== Directions for this task ==
Which lines in the records below include the word "subtitle"? Report each of them in full.

⟨

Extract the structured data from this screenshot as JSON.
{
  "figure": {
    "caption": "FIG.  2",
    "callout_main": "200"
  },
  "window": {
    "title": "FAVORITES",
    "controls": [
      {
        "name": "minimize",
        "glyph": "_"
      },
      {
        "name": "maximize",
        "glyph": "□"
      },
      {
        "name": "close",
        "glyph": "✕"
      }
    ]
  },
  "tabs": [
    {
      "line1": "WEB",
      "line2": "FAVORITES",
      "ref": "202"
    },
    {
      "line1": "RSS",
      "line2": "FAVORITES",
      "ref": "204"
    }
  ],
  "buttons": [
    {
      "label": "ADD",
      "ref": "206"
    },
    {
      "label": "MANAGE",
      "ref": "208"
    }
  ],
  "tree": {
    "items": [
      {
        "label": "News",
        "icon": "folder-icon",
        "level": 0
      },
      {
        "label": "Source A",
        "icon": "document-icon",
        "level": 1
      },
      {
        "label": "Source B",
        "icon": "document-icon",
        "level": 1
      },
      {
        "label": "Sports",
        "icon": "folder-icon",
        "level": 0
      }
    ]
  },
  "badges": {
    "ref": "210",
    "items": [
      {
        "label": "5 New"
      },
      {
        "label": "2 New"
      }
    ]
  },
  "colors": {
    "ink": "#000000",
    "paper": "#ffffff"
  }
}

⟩
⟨

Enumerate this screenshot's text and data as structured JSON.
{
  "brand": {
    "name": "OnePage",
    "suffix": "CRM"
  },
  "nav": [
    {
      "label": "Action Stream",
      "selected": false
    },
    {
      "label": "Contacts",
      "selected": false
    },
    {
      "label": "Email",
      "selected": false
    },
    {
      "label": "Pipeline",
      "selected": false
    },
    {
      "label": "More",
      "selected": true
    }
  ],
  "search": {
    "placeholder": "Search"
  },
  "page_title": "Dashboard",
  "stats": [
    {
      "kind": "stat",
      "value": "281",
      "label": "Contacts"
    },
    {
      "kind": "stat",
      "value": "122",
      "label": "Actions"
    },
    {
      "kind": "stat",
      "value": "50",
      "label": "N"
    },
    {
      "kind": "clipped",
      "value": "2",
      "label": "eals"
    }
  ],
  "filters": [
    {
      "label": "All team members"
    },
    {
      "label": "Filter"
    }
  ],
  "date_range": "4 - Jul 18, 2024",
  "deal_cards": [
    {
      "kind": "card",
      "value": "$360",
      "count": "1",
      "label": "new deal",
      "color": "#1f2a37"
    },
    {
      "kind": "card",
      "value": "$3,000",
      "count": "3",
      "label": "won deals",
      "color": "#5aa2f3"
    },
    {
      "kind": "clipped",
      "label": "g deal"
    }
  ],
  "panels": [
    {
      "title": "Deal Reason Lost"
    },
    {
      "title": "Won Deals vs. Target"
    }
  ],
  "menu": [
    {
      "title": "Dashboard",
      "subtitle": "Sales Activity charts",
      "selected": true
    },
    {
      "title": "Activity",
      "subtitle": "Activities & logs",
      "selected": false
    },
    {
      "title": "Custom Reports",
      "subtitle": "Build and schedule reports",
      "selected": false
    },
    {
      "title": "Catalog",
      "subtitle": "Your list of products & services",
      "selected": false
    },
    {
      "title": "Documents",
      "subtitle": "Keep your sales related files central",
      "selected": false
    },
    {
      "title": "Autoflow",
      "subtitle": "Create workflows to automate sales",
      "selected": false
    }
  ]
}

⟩
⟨

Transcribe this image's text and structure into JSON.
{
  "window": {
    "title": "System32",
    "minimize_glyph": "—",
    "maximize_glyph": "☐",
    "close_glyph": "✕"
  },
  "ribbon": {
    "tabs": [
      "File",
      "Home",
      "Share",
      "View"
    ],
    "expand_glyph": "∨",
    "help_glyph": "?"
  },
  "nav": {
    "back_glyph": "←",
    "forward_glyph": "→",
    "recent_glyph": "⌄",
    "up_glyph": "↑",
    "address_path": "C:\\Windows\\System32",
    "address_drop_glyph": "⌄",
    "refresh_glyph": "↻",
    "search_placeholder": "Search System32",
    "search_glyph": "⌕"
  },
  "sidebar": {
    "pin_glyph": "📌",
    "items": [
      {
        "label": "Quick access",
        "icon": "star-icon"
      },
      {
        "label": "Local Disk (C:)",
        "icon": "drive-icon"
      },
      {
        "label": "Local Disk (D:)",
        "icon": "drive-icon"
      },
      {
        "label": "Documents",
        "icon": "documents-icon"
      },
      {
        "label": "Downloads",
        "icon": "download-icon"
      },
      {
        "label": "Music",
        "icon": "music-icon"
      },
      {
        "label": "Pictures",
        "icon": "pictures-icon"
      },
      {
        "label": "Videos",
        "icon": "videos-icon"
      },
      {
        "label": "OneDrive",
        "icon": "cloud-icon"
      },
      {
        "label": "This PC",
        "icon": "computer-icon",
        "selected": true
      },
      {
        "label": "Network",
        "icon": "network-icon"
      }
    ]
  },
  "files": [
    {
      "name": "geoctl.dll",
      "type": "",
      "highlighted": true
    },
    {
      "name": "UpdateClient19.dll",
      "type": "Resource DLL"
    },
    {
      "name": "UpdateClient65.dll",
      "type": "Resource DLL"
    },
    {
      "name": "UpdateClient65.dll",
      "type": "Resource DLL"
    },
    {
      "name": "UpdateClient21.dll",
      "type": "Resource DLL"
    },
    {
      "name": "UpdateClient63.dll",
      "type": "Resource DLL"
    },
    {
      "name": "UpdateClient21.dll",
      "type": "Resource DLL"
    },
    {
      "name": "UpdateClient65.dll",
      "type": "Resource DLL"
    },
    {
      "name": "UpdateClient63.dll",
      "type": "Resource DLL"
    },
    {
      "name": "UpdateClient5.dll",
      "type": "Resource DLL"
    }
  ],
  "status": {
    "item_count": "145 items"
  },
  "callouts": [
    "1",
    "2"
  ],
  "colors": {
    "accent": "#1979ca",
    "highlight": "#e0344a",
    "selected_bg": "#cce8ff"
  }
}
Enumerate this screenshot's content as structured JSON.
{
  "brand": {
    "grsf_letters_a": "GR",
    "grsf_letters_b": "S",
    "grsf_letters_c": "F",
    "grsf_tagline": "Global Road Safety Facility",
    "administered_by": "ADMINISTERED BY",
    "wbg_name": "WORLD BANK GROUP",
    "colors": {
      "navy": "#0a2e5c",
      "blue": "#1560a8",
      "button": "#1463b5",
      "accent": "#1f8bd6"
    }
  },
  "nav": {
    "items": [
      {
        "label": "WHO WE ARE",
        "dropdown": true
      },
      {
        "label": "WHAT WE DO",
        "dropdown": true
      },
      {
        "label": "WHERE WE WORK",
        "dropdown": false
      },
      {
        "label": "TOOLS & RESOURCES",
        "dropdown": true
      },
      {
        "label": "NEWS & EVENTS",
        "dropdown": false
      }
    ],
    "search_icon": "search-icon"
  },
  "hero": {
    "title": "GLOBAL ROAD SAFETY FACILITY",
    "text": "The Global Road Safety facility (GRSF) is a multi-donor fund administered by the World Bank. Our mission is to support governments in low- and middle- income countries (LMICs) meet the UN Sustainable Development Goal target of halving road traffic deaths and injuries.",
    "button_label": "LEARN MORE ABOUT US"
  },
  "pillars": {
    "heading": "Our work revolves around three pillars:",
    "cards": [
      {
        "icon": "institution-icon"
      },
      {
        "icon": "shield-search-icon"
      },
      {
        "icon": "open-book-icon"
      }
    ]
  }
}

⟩

== Task result ==
      "subtitle": "Sales Activity charts",
      "subtitle": "Activities & logs",
      "subtitle": "Build and schedule reports",
      "subtitle": "Your list of products & services",
      "subtitle": "Keep your sales related files central",
      "subtitle": "Create workflows to automate sales",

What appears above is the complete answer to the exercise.